WORK TASK ->
Print the listing in full, keeping every line exactly as it is.

INPUT ->
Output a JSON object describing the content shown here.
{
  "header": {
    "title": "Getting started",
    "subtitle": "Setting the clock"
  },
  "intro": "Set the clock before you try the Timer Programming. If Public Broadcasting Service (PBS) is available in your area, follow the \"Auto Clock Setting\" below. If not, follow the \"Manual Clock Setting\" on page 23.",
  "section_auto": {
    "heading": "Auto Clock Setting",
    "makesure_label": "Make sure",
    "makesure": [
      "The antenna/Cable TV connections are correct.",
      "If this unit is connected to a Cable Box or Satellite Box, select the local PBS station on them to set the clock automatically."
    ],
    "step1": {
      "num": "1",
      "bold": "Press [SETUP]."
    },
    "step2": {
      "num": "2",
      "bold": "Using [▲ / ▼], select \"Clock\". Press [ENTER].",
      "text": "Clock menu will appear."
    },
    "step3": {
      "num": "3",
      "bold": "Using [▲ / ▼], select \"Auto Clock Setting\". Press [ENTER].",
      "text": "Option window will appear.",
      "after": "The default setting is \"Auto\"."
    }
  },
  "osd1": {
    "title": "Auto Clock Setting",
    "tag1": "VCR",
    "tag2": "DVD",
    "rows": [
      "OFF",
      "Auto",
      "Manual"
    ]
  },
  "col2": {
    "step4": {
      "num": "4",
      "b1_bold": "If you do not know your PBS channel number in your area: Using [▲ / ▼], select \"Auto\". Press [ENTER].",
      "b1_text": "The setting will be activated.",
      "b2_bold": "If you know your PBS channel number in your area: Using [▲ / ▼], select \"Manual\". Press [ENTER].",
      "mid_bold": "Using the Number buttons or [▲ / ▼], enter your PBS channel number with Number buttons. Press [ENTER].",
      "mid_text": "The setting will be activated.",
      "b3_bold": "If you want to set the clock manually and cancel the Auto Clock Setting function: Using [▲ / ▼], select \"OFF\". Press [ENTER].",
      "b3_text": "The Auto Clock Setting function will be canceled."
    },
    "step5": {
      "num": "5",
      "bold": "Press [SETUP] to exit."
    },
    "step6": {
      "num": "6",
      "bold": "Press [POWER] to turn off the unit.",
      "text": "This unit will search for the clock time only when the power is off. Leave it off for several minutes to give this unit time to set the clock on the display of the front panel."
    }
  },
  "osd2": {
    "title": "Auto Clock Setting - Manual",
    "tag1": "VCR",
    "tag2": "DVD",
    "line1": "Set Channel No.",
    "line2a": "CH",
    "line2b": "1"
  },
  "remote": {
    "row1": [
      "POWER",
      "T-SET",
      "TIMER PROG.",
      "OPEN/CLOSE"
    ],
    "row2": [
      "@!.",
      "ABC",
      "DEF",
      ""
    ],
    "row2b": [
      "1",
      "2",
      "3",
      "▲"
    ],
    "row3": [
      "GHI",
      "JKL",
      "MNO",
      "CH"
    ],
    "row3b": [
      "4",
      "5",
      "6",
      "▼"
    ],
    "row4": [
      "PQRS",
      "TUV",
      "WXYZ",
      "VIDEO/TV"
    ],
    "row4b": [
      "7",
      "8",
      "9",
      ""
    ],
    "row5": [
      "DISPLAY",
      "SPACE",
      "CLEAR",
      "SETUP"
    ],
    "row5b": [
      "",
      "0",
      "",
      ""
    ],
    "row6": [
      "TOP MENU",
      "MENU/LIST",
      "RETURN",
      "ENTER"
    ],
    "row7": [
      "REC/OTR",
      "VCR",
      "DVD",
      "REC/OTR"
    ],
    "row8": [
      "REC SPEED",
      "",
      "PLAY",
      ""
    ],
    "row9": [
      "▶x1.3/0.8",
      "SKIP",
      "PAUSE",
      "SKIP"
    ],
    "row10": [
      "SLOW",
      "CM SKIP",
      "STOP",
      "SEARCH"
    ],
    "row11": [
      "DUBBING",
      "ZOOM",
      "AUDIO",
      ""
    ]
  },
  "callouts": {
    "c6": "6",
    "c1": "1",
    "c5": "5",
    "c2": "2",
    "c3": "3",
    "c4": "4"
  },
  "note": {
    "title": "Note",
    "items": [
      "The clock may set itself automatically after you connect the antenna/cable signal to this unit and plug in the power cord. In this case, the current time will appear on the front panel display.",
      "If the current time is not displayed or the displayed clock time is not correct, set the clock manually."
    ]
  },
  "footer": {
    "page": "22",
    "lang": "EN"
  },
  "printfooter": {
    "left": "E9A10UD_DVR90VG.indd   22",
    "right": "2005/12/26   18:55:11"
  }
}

RESULT FOR THIS EXERCISE ->
Output a JSON object describing the content shown here.
{
  "header": {
    "title": "Getting started",
    "subtitle": "Setting the clock"
  },
  "intro": "Set the clock before you try the Timer Programming. If Public Broadcasting Service (PBS) is available in your area, follow the \"Auto Clock Setting\" below. If not, follow the \"Manual Clock Setting\" on page 23.",
  "section_auto": {
    "heading": "Auto Clock Setting",
    "makesure_label": "Make sure",
    "makesure": [
      "The antenna/Cable TV connections are correct.",
      "If this unit is connected to a Cable Box or Satellite Box, select the local PBS station on them to set the clock automatically."
    ],
    "step1": {
      "num": "1",
      "bold": "Press [SETUP]."
    },
    "step2": {
      "num": "2",
      "bold": "Using [▲ / ▼], select \"Clock\". Press [ENTER].",
      "text": "Clock menu will appear."
    },
    "step3": {
      "num": "3",
      "bold": "Using [▲ / ▼], select \"Auto Clock Setting\". Press [ENTER].",
      "text": "Option window will appear.",
      "after": "The default setting is \"Auto\"."
    }
  },
  "osd1": {
    "title": "Auto Clock Setting",
    "tag1": "VCR",
    "tag2": "DVD",
    "rows": [
      "OFF",
      "Auto",
      "Manual"
    ]
  },
  "col2": {
    "step4": {
      "num": "4",
      "b1_bold": "If you do not know your PBS channel number in your area: Using [▲ / ▼], select \"Auto\". Press [ENTER].",
      "b1_text": "The setting will be activated.",
      "b2_bold": "If you know your PBS channel number in your area: Using [▲ / ▼], select \"Manual\". Press [ENTER].",
      "mid_bold": "Using the Number buttons or [▲ / ▼], enter your PBS channel number with Number buttons. Press [ENTER].",
      "mid_text": "The setting will be activated.",
      "b3_bold": "If you want to set the clock manually and cancel the Auto Clock Setting function: Using [▲ / ▼], select \"OFF\". Press [ENTER].",
      "b3_text": "The Auto Clock Setting function will be canceled."
    },
    "step5": {
      "num": "5",
      "bold": "Press [SETUP] to exit."
    },
    "step6": {
      "num": "6",
      "bold": "Press [POWER] to turn off the unit.",
      "text": "This unit will search for the clock time only when the power is off. Leave it off for several minutes to give this unit time to set the clock on the display of the front panel."
    }
  },
  "osd2": {
    "title": "Auto Clock Setting - Manual",
    "tag1": "VCR",
    "tag2": "DVD",
    "line1": "Set Channel No.",
    "line2a": "CH",
    "line2b": "1"
  },
  "remote": {
    "row1": [
      "POWER",
      "T-SET",
      "TIMER PROG.",
      "OPEN/CLOSE"
    ],
    "row2": [
      "@!.",
      "ABC",
      "DEF",
      ""
    ],
    "row2b": [
      "1",
      "2",
      "3",
      "▲"
    ],
    "row3": [
      "GHI",
      "JKL",
      "MNO",
      "CH"
    ],
    "row3b": [
      "4",
      "5",
      "6",
      "▼"
    ],
    "row4": [
      "PQRS",
      "TUV",
      "WXYZ",
      "VIDEO/TV"
    ],
    "row4b": [
      "7",
      "8",
      "9",
      ""
    ],
    "row5": [
      "DISPLAY",
      "SPACE",
      "CLEAR",
      "SETUP"
    ],
    "row5b": [
      "",
      "0",
      "",
      ""
    ],
    "row6": [
      "TOP MENU",
      "MENU/LIST",
      "RETURN",
      "ENTER"
    ],
    "row7": [
      "REC/OTR",
      "VCR",
      "DVD",
      "REC/OTR"
    ],
    "row8": [
      "REC SPEED",
      "",
      "PLAY",
      ""
    ],
    "row9": [
      "▶x1.3/0.8",
      "SKIP",
      "PAUSE",
      "SKIP"
    ],
    "row10": [
      "SLOW",
      "CM SKIP",
      "STOP",
      "SEARCH"
    ],
    "row11": [
      "DUBBING",
      "ZOOM",
      "AUDIO",
      ""
    ]
  },
  "callouts": {
    "c6": "6",
    "c1": "1",
    "c5": "5",
    "c2": "2",
    "c3": "3",
    "c4": "4"
  },
  "note": {
    "title": "Note",
    "items": [
      "The clock may set itself automatically after you connect the antenna/cable signal to this unit and plug in the power cord. In this case, the current time will appear on the front panel display.",
      "If the current time is not displayed or the displayed clock time is not correct, set the clock manually."
    ]
  },
  "footer": {
    "page": "22",
    "lang": "EN"
  },
  "printfooter": {
    "left": "E9A10UD_DVR90VG.indd   22",
    "right": "2005/12/26   18:55:11"
  }
}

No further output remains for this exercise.